§ **Problem to solve**: Copy each line below containing "shirt".
(Dataset records)
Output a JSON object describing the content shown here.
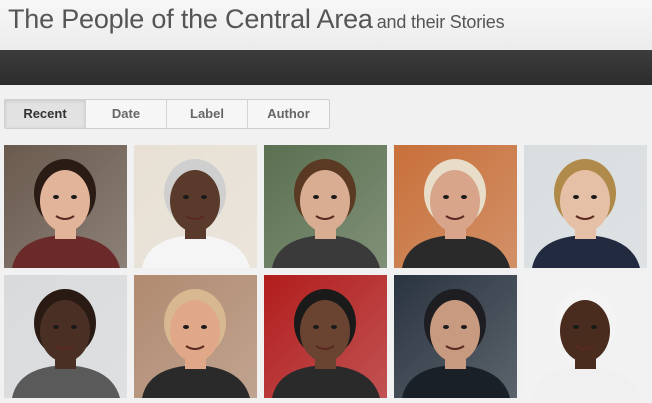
{
  "header": {
    "title": "The People of the Central Area",
    "subtitle": "and their Stories"
  },
  "tabs": [
    {
      "label": "Recent",
      "active": true
    },
    {
      "label": "Date",
      "active": false
    },
    {
      "label": "Label",
      "active": false
    },
    {
      "label": "Author",
      "active": false
    }
  ],
  "portraits": [
    {
      "name": "portrait-woman-glasses-scarf",
      "bg": "#6a5a4e",
      "skin": "#e2b49a",
      "hair": "#2a1b14",
      "shirt": "#6b2a2a"
    },
    {
      "name": "portrait-older-man-white-shirt",
      "bg": "#e8e0d4",
      "skin": "#5a3a2a",
      "hair": "#cfcfcf",
      "shirt": "#f5f5f5"
    },
    {
      "name": "portrait-woman-garden",
      "bg": "#5a7050",
      "skin": "#d9ad92",
      "hair": "#5a3a22",
      "shirt": "#3a3a3a"
    },
    {
      "name": "portrait-older-man-cap",
      "bg": "#c8703a",
      "skin": "#d8a48a",
      "hair": "#e8ddc8",
      "shirt": "#2a2a2a"
    },
    {
      "name": "portrait-woman-blonde",
      "bg": "#d8dde0",
      "skin": "#e6c0a6",
      "hair": "#b08a4a",
      "shirt": "#222a40"
    },
    {
      "name": "portrait-man-window",
      "bg": "#d8dadc",
      "skin": "#4a3024",
      "hair": "#2a1a14",
      "shirt": "#5a5a5a"
    },
    {
      "name": "portrait-man-tan-cap",
      "bg": "#b08a70",
      "skin": "#e0a888",
      "hair": "#d8b890",
      "shirt": "#2a2a2a"
    },
    {
      "name": "portrait-man-red-background",
      "bg": "#b21d1d",
      "skin": "#6a4430",
      "hair": "#1a1a1a",
      "shirt": "#2a2a2a"
    },
    {
      "name": "portrait-older-man-beard-cap",
      "bg": "#2a3440",
      "skin": "#c89a80",
      "hair": "#1e1e22",
      "shirt": "#1a2028"
    },
    {
      "name": "portrait-man-smiling-white-cap",
      "bg": "#f2f2f2",
      "skin": "#4a2c1e",
      "hair": "#f4f4f4",
      "shirt": "#f0f0f0"
    }
  ]
}
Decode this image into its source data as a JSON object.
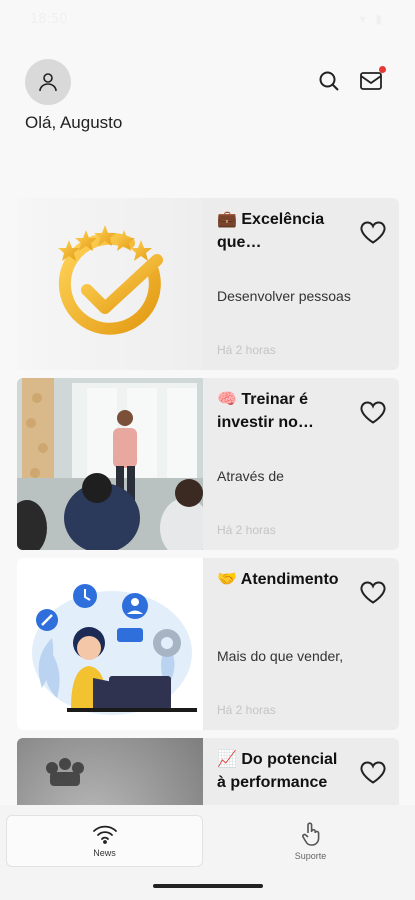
{
  "status_bar": {
    "time": "18:50",
    "icons": "▾ ▮"
  },
  "header": {
    "greeting": "Olá, Augusto",
    "avatar_icon": "person-icon",
    "search_icon": "search-icon",
    "mail_icon": "mail-icon",
    "has_notification": true
  },
  "feed": {
    "cards": [
      {
        "title": "💼 Excelência que transformam",
        "description": "Desenvolver pessoas",
        "time": "Há 2 horas",
        "image": "gold-checkmark-stars"
      },
      {
        "title": "🧠 Treinar é investir no futuro",
        "description": "Através de",
        "time": "Há 2 horas",
        "image": "training-presentation"
      },
      {
        "title": "🤝 Atendimento",
        "description": "Mais do que vender,",
        "time": "Há 2 horas",
        "image": "customer-support-illustration"
      },
      {
        "title": "📈 Do potencial à performance",
        "description": "",
        "time": "",
        "image": "chess-piece-grayscale"
      }
    ]
  },
  "nav": {
    "news_label": "News",
    "support_label": "Suporte"
  },
  "colors": {
    "background": "#f8f8f8",
    "card": "#ececec",
    "accent_red": "#e53935",
    "gold": "#f2b320"
  }
}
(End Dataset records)
§ **Result**:
      "shirt": "#6b2a2a"
      "name": "portrait-older-man-white-shirt",
      "shirt": "#f5f5f5"
      "shirt": "#3a3a3a"
      "shirt": "#2a2a2a"
      "shirt": "#222a40"
      "shirt": "#5a5a5a"
      "shirt": "#2a2a2a"
      "shirt": "#2a2a2a"
      "shirt": "#1a2028"
      "shirt": "#f0f0f0"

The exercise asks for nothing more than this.